Despite it being a constant topic of debate between HR professionals across the globe, the ‘Future of Work’ conversation never ceases to end. As the scope of work evolves constantly, the finer points begin to follow suit.
Hence, it is important to understand the course of the debate’s evolution. The term Future of Work might have started off initially as a need to embrace futuristic tools, but has inevitably transformed into a wake-up call for organisations regarding the Employee Experience (EX).
So, how did it all go down?
Since time immemorial, the labour market has faced a continuous uphill battle probably around the time Johannes Gutenberg invented the mechanical printing press.
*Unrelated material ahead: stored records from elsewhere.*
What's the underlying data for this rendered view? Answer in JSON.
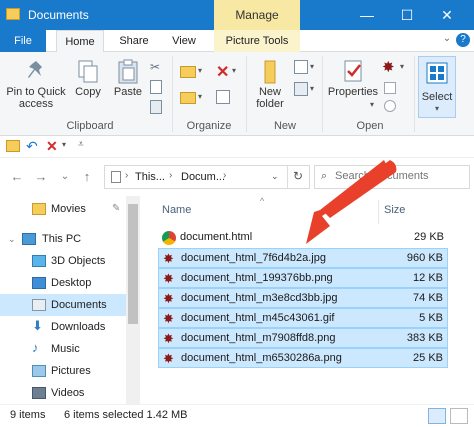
{
  "window": {
    "title": "Documents",
    "context_tab": "Manage",
    "minimize": "—",
    "maximize": "☐",
    "close": "✕"
  },
  "ribbon_tabs": [
    "File",
    "Home",
    "Share",
    "View",
    "Picture Tools"
  ],
  "ribbon": {
    "clipboard": {
      "pin_label": "Pin to Quick access",
      "pin_line1": "Pin to Quick",
      "pin_line2": "access",
      "copy_label": "Copy",
      "paste_label": "Paste",
      "group_label": "Clipboard"
    },
    "organize": {
      "group_label": "Organize"
    },
    "new": {
      "new_folder_line1": "New",
      "new_folder_line2": "folder",
      "group_label": "New"
    },
    "open": {
      "properties_label": "Properties",
      "group_label": "Open"
    },
    "select": {
      "select_label": "Select"
    }
  },
  "navigation": {
    "back": "←",
    "forward": "→",
    "recent": "⌄",
    "up": "↑",
    "refresh": "↻",
    "breadcrumbs": [
      "This...",
      "Docum..."
    ],
    "search_placeholder": "Search Documents"
  },
  "nav_pane": [
    {
      "label": "Movies",
      "icon": "folder-icon",
      "selected": false
    },
    {
      "label": "This PC",
      "icon": "pc-icon",
      "selected": false
    },
    {
      "label": "3D Objects",
      "icon": "3d-objects-icon",
      "selected": false
    },
    {
      "label": "Desktop",
      "icon": "desktop-icon",
      "selected": false
    },
    {
      "label": "Documents",
      "icon": "documents-icon",
      "selected": true
    },
    {
      "label": "Downloads",
      "icon": "downloads-icon",
      "selected": false
    },
    {
      "label": "Music",
      "icon": "music-icon",
      "selected": false
    },
    {
      "label": "Pictures",
      "icon": "pictures-icon",
      "selected": false
    },
    {
      "label": "Videos",
      "icon": "videos-icon",
      "selected": false
    }
  ],
  "file_list": {
    "columns": {
      "name": "Name",
      "size": "Size"
    },
    "rows": [
      {
        "name": "document.html",
        "size": "29 KB",
        "selected": false,
        "icon": "chrome-icon"
      },
      {
        "name": "document_html_7f6d4b2a.jpg",
        "size": "960 KB",
        "selected": true,
        "icon": "image-icon"
      },
      {
        "name": "document_html_199376bb.png",
        "size": "12 KB",
        "selected": true,
        "icon": "image-icon"
      },
      {
        "name": "document_html_m3e8cd3bb.jpg",
        "size": "74 KB",
        "selected": true,
        "icon": "image-icon"
      },
      {
        "name": "document_html_m45c43061.gif",
        "size": "5 KB",
        "selected": true,
        "icon": "image-icon"
      },
      {
        "name": "document_html_m7908ffd8.png",
        "size": "383 KB",
        "selected": true,
        "icon": "image-icon"
      },
      {
        "name": "document_html_m6530286a.png",
        "size": "25 KB",
        "selected": true,
        "icon": "image-icon"
      }
    ]
  },
  "status_bar": {
    "item_count": "9 items",
    "selection": "6 items selected  1.42 MB"
  },
  "colors": {
    "titlebar": "#1979ca",
    "context_tab": "#f7e9a4",
    "selection": "#cce8ff",
    "arrow": "#e8402a"
  }
}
And how can we forget the historic 18th Century era, when weavers and artisans were pushed to the proverbial edge of poverty when the mechanised loom came into existence.
During World War II, Alan Turing’s Bombe machine (which was instrumental in decoding the Nazi Enigma Code) was able to decode millions of lines of encrypted messages in hours, thereby negating the need for thousands of analysts to crunch numbers over a span of weeks and months!
Fearing the loss of a livelihood, the working class has always been predominantly apprehensive towards technology.
However, as organisations began their transformative journey towards Digital Disruption, ‘Technology’ has managed to wade through public discomfort and arise as the tool for forging the future. Even in the case of Alan Turing’s machine, the underlying truth was that technology helped streamline the ‘Decoding’ process by using mathematics and technology, thereby increasing efficiency and reducing lag.
Over the last two decades, Global Enterprises, Fortune 500s and SMBs have managed to adopt a slew of innovative solutions like Artificial Intelligence (AI), Machine Learning (ML), Deep Learning, Blockchain Technology (DLT) and Data Analytics to help improve processes, functions and systems.
Whilst AI and ML managed to reduce redundant tasks, beef-up Cybersecurity and encourage automation, Data Analytics blew the Customer Acquisition Cost (CAC) out of the water by helping companies leverage the power of the internet.
By disrupting every possible industry, sector and vertical, technology established itself as a key business pillar for enterprise success. And soon enough, employees began utilising these tools for quicker response, timely support and an efficient working order.
And all of a sudden, the need for skilled labour to operate these tools became a business criticality. And the subsequent shortage of talent has resulted in a depleting bottom-line.
In a recent market survey report, the Banking and Financial Services Industry (BFSI), Business Services, Telecomm and Media industries will see a cumulative shortage of over 14 million workers by the year 2030. Therefore, to combat this shortage of skilled employees, enterprises all over the globe have begun looking inward for solutions on how to retain their existent workforce. And subsequently, the Future of Work debate entered its next phase: The Employee Experience (EX).
By empowering employees with increased ownership, relaxed working hours and career improvement (up-skilling/re-skilling), companies have spent heavily on constant innovation and research to help improve their overall EX. Businesses of tomorrow need to start focusing on employees today!
The outbreak of COVID-19 (Coronavirus Disease) sent the world of business down the rabbit-hole, as it has brought about an element from the debate that most organisations have shied away from – Remote Working.
Even though the idea of remote work isn’t relatively new, its magnitude has been negligible to say the least. Up until 2010, corporations have argued that a they do not possess the infrastructure or bandwidth to support the Work From Home (WFH) methodology. Yet, with the advent of better monitoring tools and improved connectivity, that argument has been silenced.
Companies rarely entertain the idea, despite its proven benefits surrounding employee wellbeing and mental health. Remote teams only existed for operations that deemed it necessary, with the rest of the workforce confined to an institution’s four walls.
With a contagious disease spreading rapidly, every single enterprise, conglomerate and Fortune 500 has been forced to shift to a remote model of work, for prolonged business continuity. Employees are now forced to sit at home and work, in an attempt to slow down the spread of the disease.
Companies that had given the idea fair thought, were surprisingly ready to combat the onset of a mandatory remote working model. However, lesser prepared organisations have been sent scrambling for solutions to keep the lights on.
In conclusion, the very crux of the debate constantly changes, mandating a requirement from enterprises to innovate and adapt. Archaic systems and practices are being ushered out the door, and more sustainable working models are becoming the regular norm.
This is helping employees to focus on other interactive practices, spend more time with family, balance work & leisure and dissolve the exertion that accompanies long commutes.
COVID-19 has truly become, the death of a traditional enterprise.